__TASK TO COMPLETE__
Give the count of lines in the data that include the string "search", with no added remarks.

__DATA SUPPLIED__
——————

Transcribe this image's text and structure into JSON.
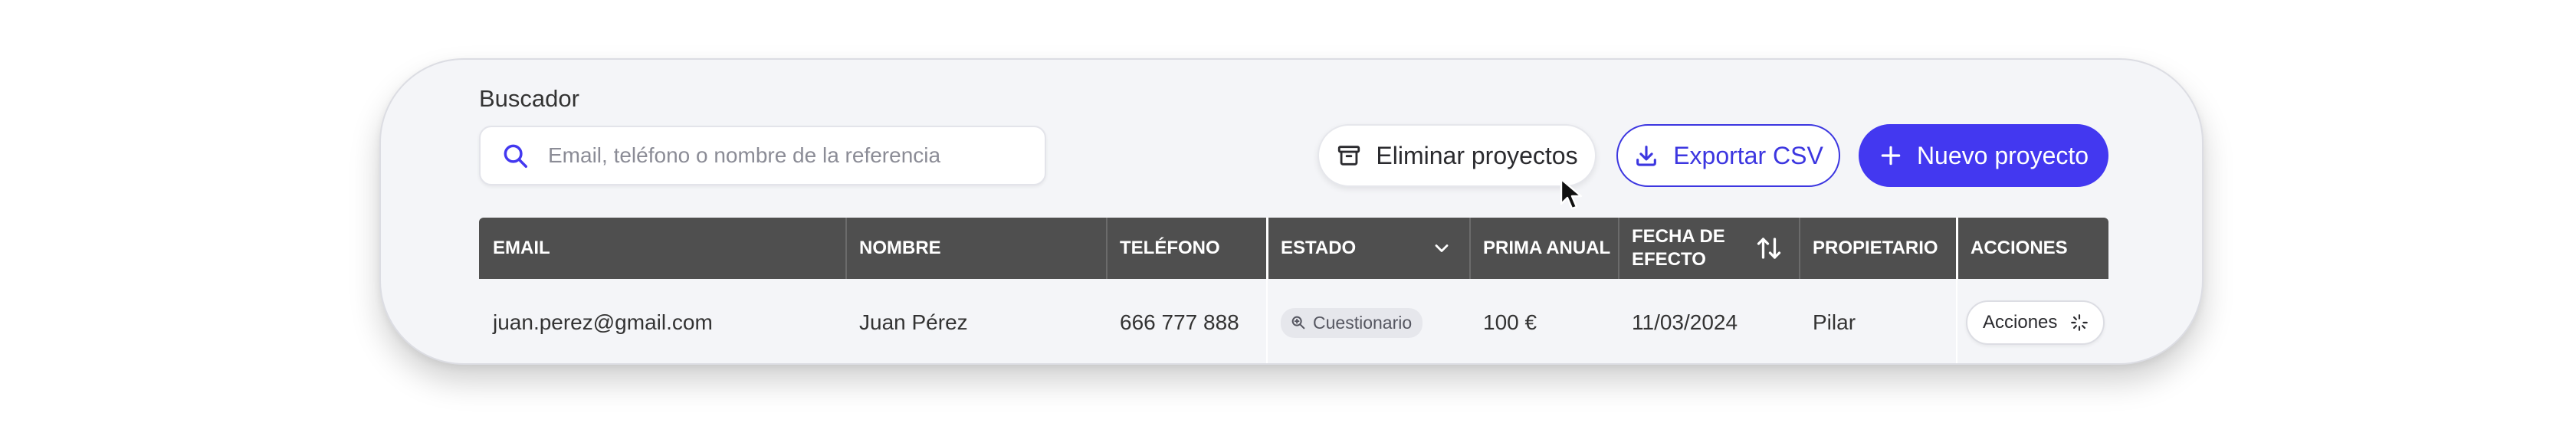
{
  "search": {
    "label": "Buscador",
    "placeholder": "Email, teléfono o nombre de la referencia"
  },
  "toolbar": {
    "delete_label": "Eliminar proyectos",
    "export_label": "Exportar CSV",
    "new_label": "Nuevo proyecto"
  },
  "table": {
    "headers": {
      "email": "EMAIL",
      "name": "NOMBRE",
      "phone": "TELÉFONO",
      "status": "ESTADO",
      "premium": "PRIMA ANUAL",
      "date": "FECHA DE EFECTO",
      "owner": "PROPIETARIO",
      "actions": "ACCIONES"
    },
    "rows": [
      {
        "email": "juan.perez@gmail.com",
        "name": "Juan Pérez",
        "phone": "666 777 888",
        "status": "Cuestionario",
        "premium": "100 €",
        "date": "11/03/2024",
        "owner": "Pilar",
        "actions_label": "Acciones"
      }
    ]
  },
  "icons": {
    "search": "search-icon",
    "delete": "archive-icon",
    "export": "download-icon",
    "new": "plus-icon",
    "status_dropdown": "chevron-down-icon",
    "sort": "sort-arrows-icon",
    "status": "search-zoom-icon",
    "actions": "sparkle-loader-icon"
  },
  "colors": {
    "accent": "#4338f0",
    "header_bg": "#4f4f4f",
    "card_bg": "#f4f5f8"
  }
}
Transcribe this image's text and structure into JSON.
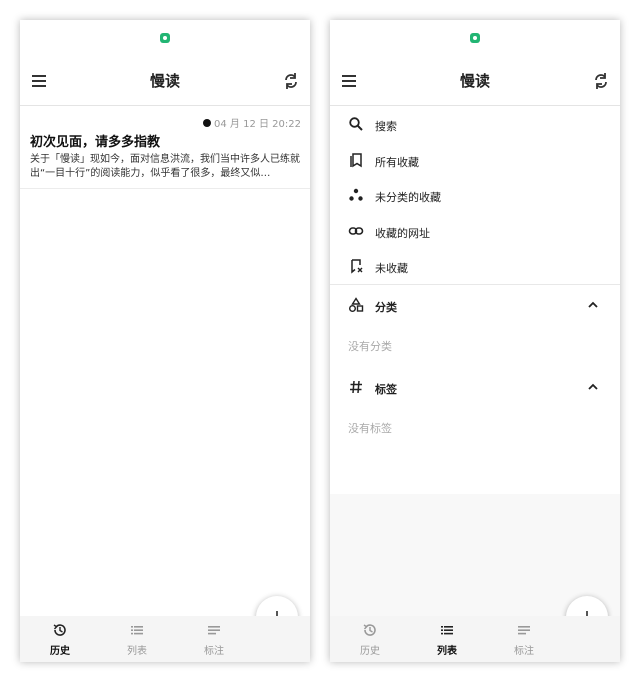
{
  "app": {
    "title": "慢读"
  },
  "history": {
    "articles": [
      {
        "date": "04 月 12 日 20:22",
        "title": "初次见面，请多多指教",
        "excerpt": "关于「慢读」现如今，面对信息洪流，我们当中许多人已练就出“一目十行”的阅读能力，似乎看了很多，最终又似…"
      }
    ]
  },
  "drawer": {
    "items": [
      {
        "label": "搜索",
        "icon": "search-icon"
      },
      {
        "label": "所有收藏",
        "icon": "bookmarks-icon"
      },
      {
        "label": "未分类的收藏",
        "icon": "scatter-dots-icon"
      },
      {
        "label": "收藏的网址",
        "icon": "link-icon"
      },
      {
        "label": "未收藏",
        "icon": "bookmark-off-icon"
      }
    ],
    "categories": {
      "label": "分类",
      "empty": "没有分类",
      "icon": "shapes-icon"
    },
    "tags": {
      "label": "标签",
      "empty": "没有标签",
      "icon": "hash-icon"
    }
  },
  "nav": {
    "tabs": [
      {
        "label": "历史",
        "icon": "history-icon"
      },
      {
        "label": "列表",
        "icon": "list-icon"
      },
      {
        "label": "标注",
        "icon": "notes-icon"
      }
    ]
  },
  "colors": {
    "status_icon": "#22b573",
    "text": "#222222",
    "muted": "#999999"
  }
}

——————

__TASK RESPONSE__
4